Talented and Gifted
Dr. Daniel Moran, Supervisor
Mary Gran, Secretary
In keeping with the most recent research, the district defines “giftedness” as a blend of outstanding intellect, academic motivation and creative thinking. According to the National Association of Gifted Children:
Children are gifted when their ability is significantly above the norm for their age. Giftedness may manifest in one or more domains such as; intellectual, creative, artistic, leadership, or in a specific academic field such as language arts, mathematics or science.
The district uses multiple criteria to identify students who may be gifted; such criteria includes standardized test scores such as PARCC tests and end-of-year math assessments, report card grades, writing samples, reading levels, and teacher recommendations. Students who show giftedness in both language arts and mathematics qualify for the TAG program in elementary school.

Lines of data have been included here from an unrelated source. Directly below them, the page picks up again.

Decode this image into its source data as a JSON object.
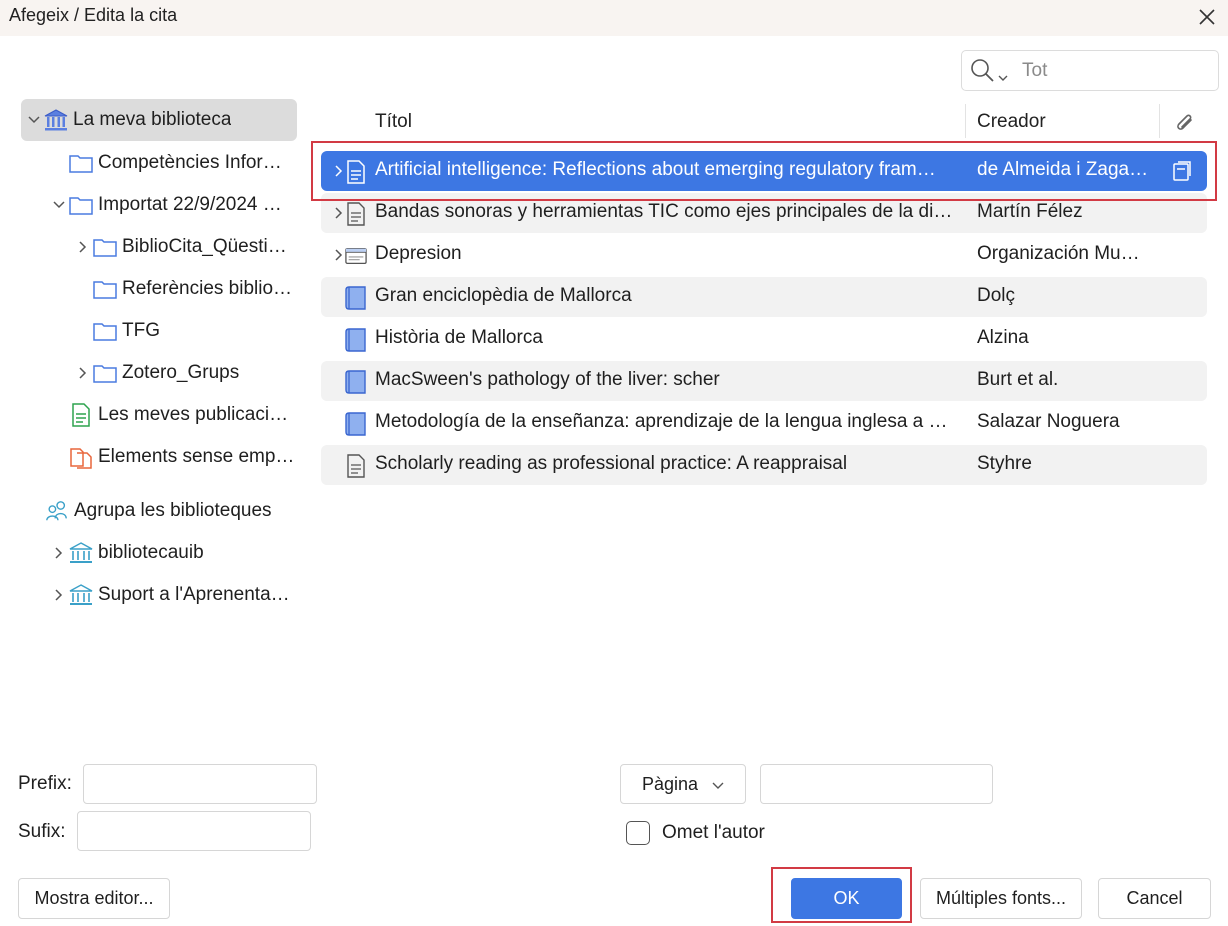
{
  "window": {
    "title": "Afegeix / Edita la cita",
    "close_icon": "close-icon"
  },
  "search": {
    "placeholder": "Tot",
    "icon": "search-icon"
  },
  "sidebar": {
    "items": [
      {
        "label": "La meva biblioteca",
        "icon": "library-icon",
        "twisty": "expanded",
        "selected": true
      },
      {
        "label": "Competències Infor…",
        "icon": "folder-icon",
        "twisty": "none"
      },
      {
        "label": "Importat 22/9/2024 …",
        "icon": "folder-icon",
        "twisty": "expanded"
      },
      {
        "label": "BiblioCita_Qüesti…",
        "icon": "folder-icon",
        "twisty": "collapsed"
      },
      {
        "label": "Referències biblio…",
        "icon": "folder-icon",
        "twisty": "none"
      },
      {
        "label": "TFG",
        "icon": "folder-icon",
        "twisty": "none"
      },
      {
        "label": "Zotero_Grups",
        "icon": "folder-icon",
        "twisty": "collapsed"
      },
      {
        "label": "Les meves publicaci…",
        "icon": "publications-icon",
        "twisty": "none"
      },
      {
        "label": "Elements sense emp…",
        "icon": "unfiled-items-icon",
        "twisty": "none"
      },
      {
        "label": "Agrupa les biblioteques",
        "icon": "group-icon",
        "twisty": "none"
      },
      {
        "label": "bibliotecauib",
        "icon": "group-library-icon",
        "twisty": "collapsed"
      },
      {
        "label": "Suport a l'Aprenenta…",
        "icon": "group-library-icon",
        "twisty": "collapsed"
      }
    ]
  },
  "table": {
    "columns": {
      "title": "Títol",
      "creator": "Creador",
      "attachment_icon": "paperclip-icon"
    },
    "rows": [
      {
        "title": "Artificial intelligence: Reflections about emerging regulatory fram…",
        "creator": "de Almeida i Zaga…",
        "type": "document-icon",
        "twisty": true,
        "attachment": true,
        "selected": true
      },
      {
        "title": "Bandas sonoras y herramientas TIC como ejes principales de la di…",
        "creator": "Martín Félez",
        "type": "document-icon",
        "twisty": true
      },
      {
        "title": "Depresion",
        "creator": "Organización Mu…",
        "type": "webpage-icon",
        "twisty": true
      },
      {
        "title": "Gran enciclopèdia de Mallorca",
        "creator": "Dolç",
        "type": "book-icon",
        "twisty": false
      },
      {
        "title": "Història de Mallorca",
        "creator": "Alzina",
        "type": "book-icon",
        "twisty": false
      },
      {
        "title": "MacSween's pathology of the liver: scher",
        "creator": "Burt et al.",
        "type": "book-icon",
        "twisty": false
      },
      {
        "title": "Metodología de la enseñanza: aprendizaje de la lengua inglesa a …",
        "creator": "Salazar Noguera",
        "type": "book-icon",
        "twisty": false
      },
      {
        "title": "Scholarly reading as professional practice: A reappraisal",
        "creator": "Styhre",
        "type": "document-icon",
        "twisty": false
      }
    ]
  },
  "form": {
    "prefix_label": "Prefix:",
    "prefix_value": "",
    "suffix_label": "Sufix:",
    "suffix_value": "",
    "locator_select": "Pàgina",
    "locator_value": "",
    "omit_author_label": "Omet l'autor",
    "omit_author_checked": false
  },
  "buttons": {
    "show_editor": "Mostra editor...",
    "ok": "OK",
    "multiple_sources": "Múltiples fonts...",
    "cancel": "Cancel"
  },
  "colors": {
    "accent": "#3d77e3",
    "highlight_border": "#d23a44",
    "selected_tree": "#dcdcdc"
  }
}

When determining giftedness, the district also considers non-academic factors, such as resilience and reaction to setbacks. All students in the district are screened each summer for the following year’s program.
Academically gifted students in grades four and five participate in a regularly-scheduled program in which they are pulled out of their regular classrooms for a eighty minutes each week. In grades six and seven, Math Prime and Verbal GATE take the place of academic math and ILA instruction. In grade eight, students may be placed in honors-level courses. After grade eight, students may place themselves in honors and AP courses, provided they meet a course’s prerequisites.

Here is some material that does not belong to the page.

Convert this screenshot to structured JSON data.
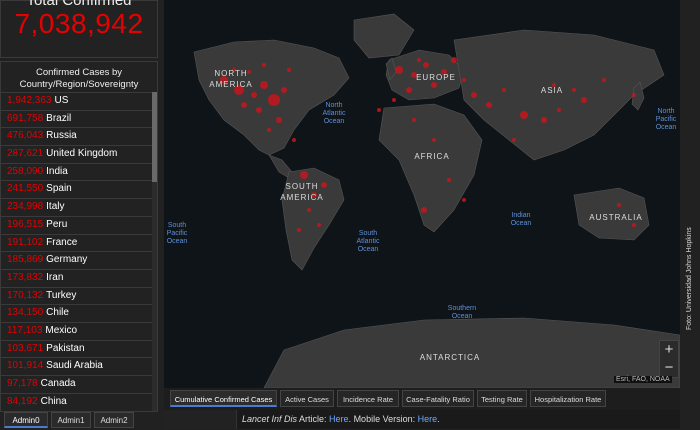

Because students learn and grow and different rates, from year to year, students may move in and out of the TAG program in their academic careers. In no way does participating in the district’s TAG program guarantee admission to honors and AP courses in later years, nor does not being selected for TAG programs prevent a student from taking such courses at a later time.